§ EXERCISE AIM: Given the records below, pull every line with the word "oblasti" into the answer.

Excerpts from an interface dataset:
★ ★ ★
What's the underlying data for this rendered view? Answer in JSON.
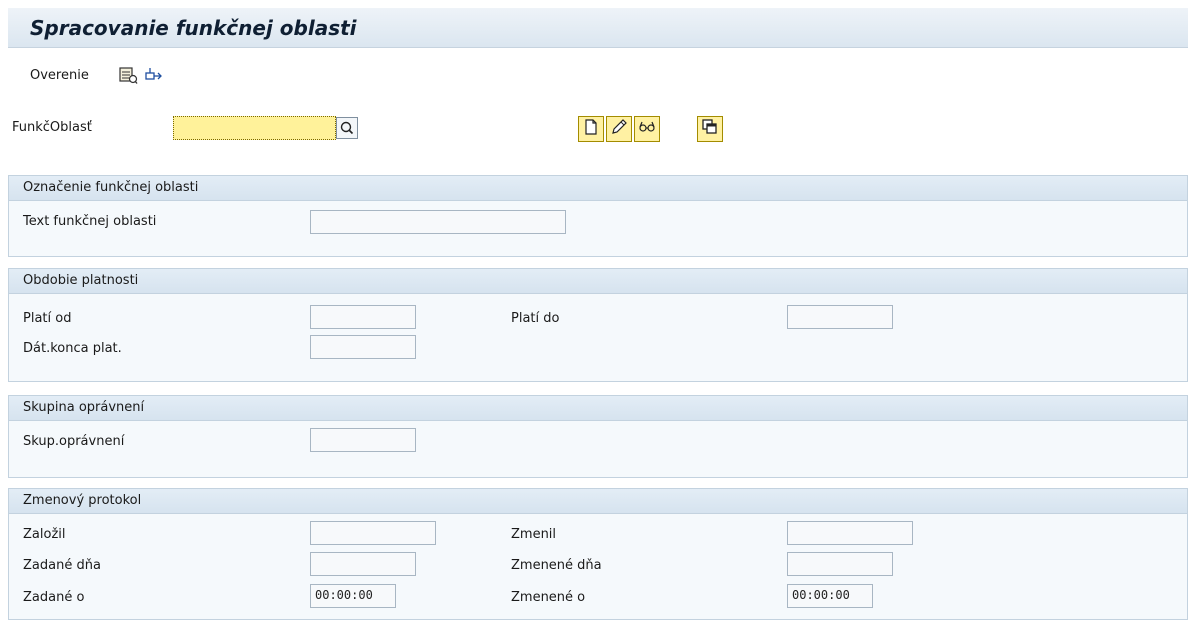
{
  "header": {
    "title": "Spracovanie funkčnej oblasti"
  },
  "toolbar": {
    "overenie_label": "Overenie",
    "icons": [
      "display-list-icon",
      "transport-icon"
    ]
  },
  "selection": {
    "funkc_label": "FunkčOblasť",
    "funkc_value": "",
    "buttons": [
      "create-icon",
      "edit-icon",
      "display-icon",
      "copy-icon"
    ]
  },
  "sections": {
    "designation": {
      "title": "Označenie funkčnej oblasti",
      "text_label": "Text funkčnej oblasti",
      "text_value": ""
    },
    "validity": {
      "title": "Obdobie platnosti",
      "valid_from_label": "Platí od",
      "valid_from_value": "",
      "valid_to_label": "Platí do",
      "valid_to_value": "",
      "end_label": "Dát.konca plat.",
      "end_value": ""
    },
    "authorization": {
      "title": "Skupina oprávnení",
      "group_label": "Skup.oprávnení",
      "group_value": ""
    },
    "change_log": {
      "title": "Zmenový protokol",
      "created_by_label": "Založil",
      "created_by_value": "",
      "changed_by_label": "Zmenil",
      "changed_by_value": "",
      "created_on_label": "Zadané dňa",
      "created_on_value": "",
      "changed_on_label": "Zmenené dňa",
      "changed_on_value": "",
      "created_at_label": "Zadané o",
      "created_at_value": "00:00:00",
      "changed_at_label": "Zmenené o",
      "changed_at_value": "00:00:00"
    }
  },
  "colors": {
    "required_field": "#fff29a",
    "section_header": "#d6e3ef",
    "title_bar": "#dbe6f0"
  }
}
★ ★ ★
§ EXERCISE ANSWER:
    "title": "Spracovanie funkčnej oblasti"
      "title": "Označenie funkčnej oblasti",
      "text_label": "Text funkčnej oblasti",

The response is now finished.